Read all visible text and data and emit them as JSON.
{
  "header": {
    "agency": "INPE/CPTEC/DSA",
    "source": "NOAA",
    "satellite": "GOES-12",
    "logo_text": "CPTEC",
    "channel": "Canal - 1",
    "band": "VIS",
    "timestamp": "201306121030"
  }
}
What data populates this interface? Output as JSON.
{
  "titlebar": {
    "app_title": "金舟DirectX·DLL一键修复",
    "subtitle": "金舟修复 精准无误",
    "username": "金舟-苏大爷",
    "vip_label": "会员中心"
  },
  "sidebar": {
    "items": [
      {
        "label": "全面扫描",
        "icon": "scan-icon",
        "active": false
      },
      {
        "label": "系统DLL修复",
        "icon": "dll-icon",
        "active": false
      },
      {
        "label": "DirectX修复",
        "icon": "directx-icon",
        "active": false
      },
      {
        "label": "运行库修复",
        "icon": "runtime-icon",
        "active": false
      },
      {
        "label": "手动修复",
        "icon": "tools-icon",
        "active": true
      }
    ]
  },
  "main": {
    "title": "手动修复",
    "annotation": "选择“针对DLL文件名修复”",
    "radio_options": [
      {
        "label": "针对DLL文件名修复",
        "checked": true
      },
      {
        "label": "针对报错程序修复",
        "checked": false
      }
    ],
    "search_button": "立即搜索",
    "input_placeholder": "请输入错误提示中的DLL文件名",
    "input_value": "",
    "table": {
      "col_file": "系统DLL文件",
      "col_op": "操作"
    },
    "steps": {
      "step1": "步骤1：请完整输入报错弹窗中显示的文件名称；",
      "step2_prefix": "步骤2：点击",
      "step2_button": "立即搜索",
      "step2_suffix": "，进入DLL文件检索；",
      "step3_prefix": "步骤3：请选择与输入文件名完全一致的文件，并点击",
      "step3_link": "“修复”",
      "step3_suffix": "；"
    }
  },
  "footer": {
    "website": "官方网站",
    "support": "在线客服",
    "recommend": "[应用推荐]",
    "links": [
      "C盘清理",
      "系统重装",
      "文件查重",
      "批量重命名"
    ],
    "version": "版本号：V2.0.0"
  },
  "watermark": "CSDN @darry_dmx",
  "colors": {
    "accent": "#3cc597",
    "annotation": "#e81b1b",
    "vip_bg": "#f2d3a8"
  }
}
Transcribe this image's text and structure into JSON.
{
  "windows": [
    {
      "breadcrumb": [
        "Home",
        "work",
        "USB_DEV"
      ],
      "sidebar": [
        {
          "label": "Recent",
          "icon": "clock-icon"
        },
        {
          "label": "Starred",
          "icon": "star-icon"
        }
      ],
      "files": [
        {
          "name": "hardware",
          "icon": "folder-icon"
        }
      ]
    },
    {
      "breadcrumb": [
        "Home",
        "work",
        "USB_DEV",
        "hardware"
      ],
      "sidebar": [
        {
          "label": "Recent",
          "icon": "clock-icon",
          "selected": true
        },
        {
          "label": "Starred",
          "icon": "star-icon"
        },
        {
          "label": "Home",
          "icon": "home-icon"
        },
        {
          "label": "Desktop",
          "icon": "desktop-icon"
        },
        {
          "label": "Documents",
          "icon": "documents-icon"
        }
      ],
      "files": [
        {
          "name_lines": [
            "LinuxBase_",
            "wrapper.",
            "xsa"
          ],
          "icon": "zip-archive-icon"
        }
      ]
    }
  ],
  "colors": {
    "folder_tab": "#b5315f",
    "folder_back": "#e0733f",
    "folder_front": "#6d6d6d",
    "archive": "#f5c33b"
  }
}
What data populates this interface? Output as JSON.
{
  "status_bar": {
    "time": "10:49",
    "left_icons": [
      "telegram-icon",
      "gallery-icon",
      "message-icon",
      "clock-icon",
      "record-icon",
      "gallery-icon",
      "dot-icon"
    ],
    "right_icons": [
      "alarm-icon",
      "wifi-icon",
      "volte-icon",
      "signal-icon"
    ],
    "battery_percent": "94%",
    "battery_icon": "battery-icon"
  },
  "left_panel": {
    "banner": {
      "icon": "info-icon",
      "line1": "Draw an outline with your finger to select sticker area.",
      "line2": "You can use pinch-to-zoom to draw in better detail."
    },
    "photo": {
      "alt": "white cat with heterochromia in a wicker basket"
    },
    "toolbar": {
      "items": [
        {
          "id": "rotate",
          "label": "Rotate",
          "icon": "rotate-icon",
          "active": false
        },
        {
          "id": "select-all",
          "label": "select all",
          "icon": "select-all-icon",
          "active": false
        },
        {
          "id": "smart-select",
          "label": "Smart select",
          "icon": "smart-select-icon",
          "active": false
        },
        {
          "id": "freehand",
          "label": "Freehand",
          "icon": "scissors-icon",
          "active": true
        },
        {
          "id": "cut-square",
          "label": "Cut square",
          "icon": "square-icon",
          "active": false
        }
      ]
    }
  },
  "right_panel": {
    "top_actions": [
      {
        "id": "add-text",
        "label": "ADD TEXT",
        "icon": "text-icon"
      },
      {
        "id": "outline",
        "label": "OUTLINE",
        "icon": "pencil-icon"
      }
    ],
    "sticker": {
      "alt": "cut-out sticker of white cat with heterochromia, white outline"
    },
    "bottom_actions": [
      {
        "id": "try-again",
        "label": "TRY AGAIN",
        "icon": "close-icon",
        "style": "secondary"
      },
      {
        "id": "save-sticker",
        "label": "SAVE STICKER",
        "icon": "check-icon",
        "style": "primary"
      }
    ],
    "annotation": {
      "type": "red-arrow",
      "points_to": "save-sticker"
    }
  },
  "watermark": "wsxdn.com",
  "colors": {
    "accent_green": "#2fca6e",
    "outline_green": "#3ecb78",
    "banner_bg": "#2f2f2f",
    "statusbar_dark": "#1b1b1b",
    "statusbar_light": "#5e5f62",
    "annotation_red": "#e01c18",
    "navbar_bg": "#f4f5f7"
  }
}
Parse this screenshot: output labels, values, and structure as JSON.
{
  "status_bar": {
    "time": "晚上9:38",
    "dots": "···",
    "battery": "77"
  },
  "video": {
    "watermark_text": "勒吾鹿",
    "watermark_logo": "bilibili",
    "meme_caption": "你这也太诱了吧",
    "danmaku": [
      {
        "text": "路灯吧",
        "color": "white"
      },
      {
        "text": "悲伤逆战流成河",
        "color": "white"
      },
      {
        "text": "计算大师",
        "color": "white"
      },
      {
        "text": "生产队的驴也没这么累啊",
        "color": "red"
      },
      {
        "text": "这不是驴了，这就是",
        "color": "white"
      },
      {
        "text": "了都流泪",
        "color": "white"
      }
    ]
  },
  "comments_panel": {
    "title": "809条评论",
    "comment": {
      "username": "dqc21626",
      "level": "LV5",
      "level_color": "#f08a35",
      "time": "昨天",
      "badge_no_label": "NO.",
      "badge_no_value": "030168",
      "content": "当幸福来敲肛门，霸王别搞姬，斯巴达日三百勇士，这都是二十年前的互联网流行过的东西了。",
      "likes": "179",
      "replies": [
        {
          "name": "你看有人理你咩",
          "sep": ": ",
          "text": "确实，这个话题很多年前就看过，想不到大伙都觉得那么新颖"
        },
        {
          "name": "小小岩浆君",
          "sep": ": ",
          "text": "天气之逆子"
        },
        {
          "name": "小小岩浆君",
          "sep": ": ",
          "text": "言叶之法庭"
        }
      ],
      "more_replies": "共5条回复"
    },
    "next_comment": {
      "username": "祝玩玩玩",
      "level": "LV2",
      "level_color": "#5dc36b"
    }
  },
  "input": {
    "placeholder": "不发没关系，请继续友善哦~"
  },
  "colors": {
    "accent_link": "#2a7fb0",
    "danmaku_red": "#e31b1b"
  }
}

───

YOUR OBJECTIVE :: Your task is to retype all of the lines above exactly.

TASK ANSWER ::
Read all visible text and data and emit them as JSON.
{
  "header": {
    "agency": "INPE/CPTEC/DSA",
    "source": "NOAA",
    "satellite": "GOES-12",
    "logo_text": "CPTEC",
    "channel": "Canal - 1",
    "band": "VIS",
    "timestamp": "201306121030"
  }
}
What data populates this interface? Output as JSON.
{
  "titlebar": {
    "app_title": "金舟DirectX·DLL一键修复",
    "subtitle": "金舟修复 精准无误",
    "username": "金舟-苏大爷",
    "vip_label": "会员中心"
  },
  "sidebar": {
    "items": [
      {
        "label": "全面扫描",
        "icon": "scan-icon",
        "active": false
      },
      {
        "label": "系统DLL修复",
        "icon": "dll-icon",
        "active": false
      },
      {
        "label": "DirectX修复",
        "icon": "directx-icon",
        "active": false
      },
      {
        "label": "运行库修复",
        "icon": "runtime-icon",
        "active": false
      },
      {
        "label": "手动修复",
        "icon": "tools-icon",
        "active": true
      }
    ]
  },
  "main": {
    "title": "手动修复",
    "annotation": "选择“针对DLL文件名修复”",
    "radio_options": [
      {
        "label": "针对DLL文件名修复",
        "checked": true
      },
      {
        "label": "针对报错程序修复",
        "checked": false
      }
    ],
    "search_button": "立即搜索",
    "input_placeholder": "请输入错误提示中的DLL文件名",
    "input_value": "",
    "table": {
      "col_file": "系统DLL文件",
      "col_op": "操作"
    },
    "steps": {
      "step1": "步骤1：请完整输入报错弹窗中显示的文件名称；",
      "step2_prefix": "步骤2：点击",
      "step2_button": "立即搜索",
      "step2_suffix": "，进入DLL文件检索；",
      "step3_prefix": "步骤3：请选择与输入文件名完全一致的文件，并点击",
      "step3_link": "“修复”",
      "step3_suffix": "；"
    }
  },
  "footer": {
    "website": "官方网站",
    "support": "在线客服",
    "recommend": "[应用推荐]",
    "links": [
      "C盘清理",
      "系统重装",
      "文件查重",
      "批量重命名"
    ],
    "version": "版本号：V2.0.0"
  },
  "watermark": "CSDN @darry_dmx",
  "colors": {
    "accent": "#3cc597",
    "annotation": "#e81b1b",
    "vip_bg": "#f2d3a8"
  }
}
Transcribe this image's text and structure into JSON.
{
  "windows": [
    {
      "breadcrumb": [
        "Home",
        "work",
        "USB_DEV"
      ],
      "sidebar": [
        {
          "label": "Recent",
          "icon": "clock-icon"
        },
        {
          "label": "Starred",
          "icon": "star-icon"
        }
      ],
      "files": [
        {
          "name": "hardware",
          "icon": "folder-icon"
        }
      ]
    },
    {
      "breadcrumb": [
        "Home",
        "work",
        "USB_DEV",
        "hardware"
      ],
      "sidebar": [
        {
          "label": "Recent",
          "icon": "clock-icon",
          "selected": true
        },
        {
          "label": "Starred",
          "icon": "star-icon"
        },
        {
          "label": "Home",
          "icon": "home-icon"
        },
        {
          "label": "Desktop",
          "icon": "desktop-icon"
        },
        {
          "label": "Documents",
          "icon": "documents-icon"
        }
      ],
      "files": [
        {
          "name_lines": [
            "LinuxBase_",
            "wrapper.",
            "xsa"
          ],
          "icon": "zip-archive-icon"
        }
      ]
    }
  ],
  "colors": {
    "folder_tab": "#b5315f",
    "folder_back": "#e0733f",
    "folder_front": "#6d6d6d",
    "archive": "#f5c33b"
  }
}
What data populates this interface? Output as JSON.
{
  "status_bar": {
    "time": "10:49",
    "left_icons": [
      "telegram-icon",
      "gallery-icon",
      "message-icon",
      "clock-icon",
      "record-icon",
      "gallery-icon",
      "dot-icon"
    ],
    "right_icons": [
      "alarm-icon",
      "wifi-icon",
      "volte-icon",
      "signal-icon"
    ],
    "battery_percent": "94%",
    "battery_icon": "battery-icon"
  },
  "left_panel": {
    "banner": {
      "icon": "info-icon",
      "line1": "Draw an outline with your finger to select sticker area.",
      "line2": "You can use pinch-to-zoom to draw in better detail."
    },
    "photo": {
      "alt": "white cat with heterochromia in a wicker basket"
    },
    "toolbar": {
      "items": [
        {
          "id": "rotate",
          "label": "Rotate",
          "icon": "rotate-icon",
          "active": false
        },
        {
          "id": "select-all",
          "label": "select all",
          "icon": "select-all-icon",
          "active": false
        },
        {
          "id": "smart-select",
          "label": "Smart select",
          "icon": "smart-select-icon",
          "active": false
        },
        {
          "id": "freehand",
          "label": "Freehand",
          "icon": "scissors-icon",
          "active": true
        },
        {
          "id": "cut-square",
          "label": "Cut square",
          "icon": "square-icon",
          "active": false
        }
      ]
    }
  },
  "right_panel": {
    "top_actions": [
      {
        "id": "add-text",
        "label": "ADD TEXT",
        "icon": "text-icon"
      },
      {
        "id": "outline",
        "label": "OUTLINE",
        "icon": "pencil-icon"
      }
    ],
    "sticker": {
      "alt": "cut-out sticker of white cat with heterochromia, white outline"
    },
    "bottom_actions": [
      {
        "id": "try-again",
        "label": "TRY AGAIN",
        "icon": "close-icon",
        "style": "secondary"
      },
      {
        "id": "save-sticker",
        "label": "SAVE STICKER",
        "icon": "check-icon",
        "style": "primary"
      }
    ],
    "annotation": {
      "type": "red-arrow",
      "points_to": "save-sticker"
    }
  },
  "watermark": "wsxdn.com",
  "colors": {
    "accent_green": "#2fca6e",
    "outline_green": "#3ecb78",
    "banner_bg": "#2f2f2f",
    "statusbar_dark": "#1b1b1b",
    "statusbar_light": "#5e5f62",
    "annotation_red": "#e01c18",
    "navbar_bg": "#f4f5f7"
  }
}
Parse this screenshot: output labels, values, and structure as JSON.
{
  "status_bar": {
    "time": "晚上9:38",
    "dots": "···",
    "battery": "77"
  },
  "video": {
    "watermark_text": "勒吾鹿",
    "watermark_logo": "bilibili",
    "meme_caption": "你这也太诱了吧",
    "danmaku": [
      {
        "text": "路灯吧",
        "color": "white"
      },
      {
        "text": "悲伤逆战流成河",
        "color": "white"
      },
      {
        "text": "计算大师",
        "color": "white"
      },
      {
        "text": "生产队的驴也没这么累啊",
        "color": "red"
      },
      {
        "text": "这不是驴了，这就是",
        "color": "white"
      },
      {
        "text": "了都流泪",
        "color": "white"
      }
    ]
  },
  "comments_panel": {
    "title": "809条评论",
    "comment": {
      "username": "dqc21626",
      "level": "LV5",
      "level_color": "#f08a35",
      "time": "昨天",
      "badge_no_label": "NO.",
      "badge_no_value": "030168",
      "content": "当幸福来敲肛门，霸王别搞姬，斯巴达日三百勇士，这都是二十年前的互联网流行过的东西了。",
      "likes": "179",
      "replies": [
        {
          "name": "你看有人理你咩",
          "sep": ": ",
          "text": "确实，这个话题很多年前就看过，想不到大伙都觉得那么新颖"
        },
        {
          "name": "小小岩浆君",
          "sep": ": ",
          "text": "天气之逆子"
        },
        {
          "name": "小小岩浆君",
          "sep": ": ",
          "text": "言叶之法庭"
        }
      ],
      "more_replies": "共5条回复"
    },
    "next_comment": {
      "username": "祝玩玩玩",
      "level": "LV2",
      "level_color": "#5dc36b"
    }
  },
  "input": {
    "placeholder": "不发没关系，请继续友善哦~"
  },
  "colors": {
    "accent_link": "#2a7fb0",
    "danmaku_red": "#e31b1b"
  }
}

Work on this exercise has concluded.